And finally there is an aspect of forfeiture. The trial magistrate ordered that Shs. 100/=, H that was involved in the two offences be forfeited to the Republic. It is a requirement of case law in this country, that where a trial magistrate orders forfeiture of property, he must show the legal authority under which he is acting. In this case the magistrate did not I show under what statute he was ordering the forfeiture of 100/=. I shall therefore try and see what law the
magistrate was applying, if any. I have gone through the Minimum Sentences Act 1972, A and I am satisfied that though the same statute provides for compensation, it makes no mention of forfeiture. Coming to the Prevention of Corruption Act No. 16 of 1971, section 3(3) of the same Act seems to be relevant.
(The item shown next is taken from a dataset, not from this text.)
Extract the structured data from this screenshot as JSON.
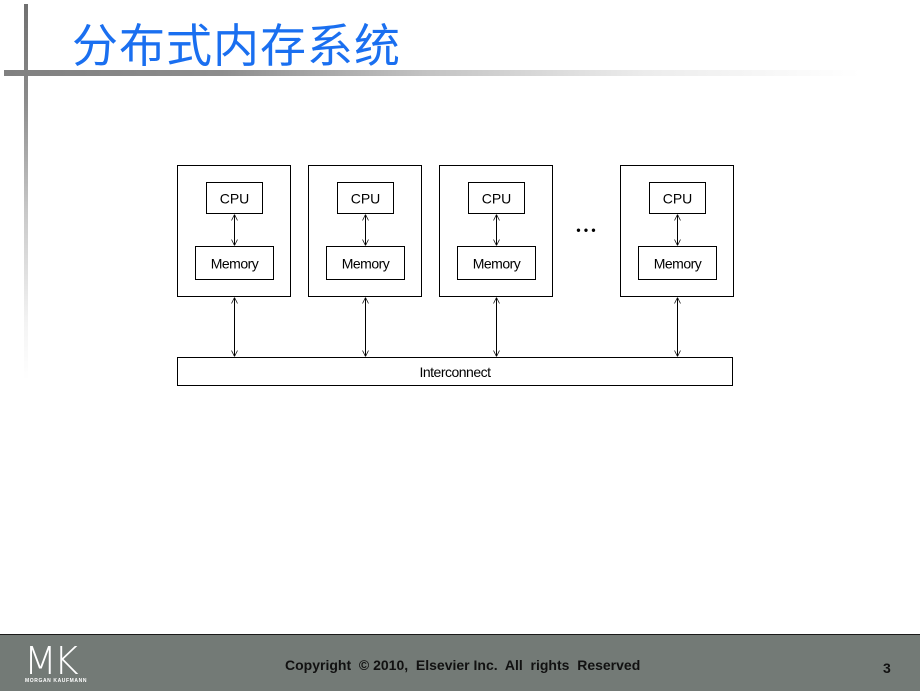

It provides that where a person convicted is an agent, the court may, in addition to sentence, order him to pay his principal the amount or value of an advantage received by him, and whether such B convicted person is an agent or not, the court may order that the amount, or value of advantage received by him, or any part thereof be forfeited. But it is not provided that the money, or consideration, or property corruptly given, but not corruptly received by a C person convicted of an offence under section 3 be forfeited. In this case the person convicted did not corruptly receive the amount in question. It is therefore clear that the forfeiture order that was made by the trial magistrate in this case had no basis in law. The Dabove is said not without an impeccable moral impression that refunding corruption money to the corrupter is like giving back the murder weapons to the murderer. I should have imagined that it would be consistent with the obvious severity of the Prevention of Corruption Act. 1971, to order forfeiture of any money, advantage or consideration E involved in a corrupt transaction, without regard as to whether the person convicted is the receiver or not. All the same, the forfeiture order is hereby set aside.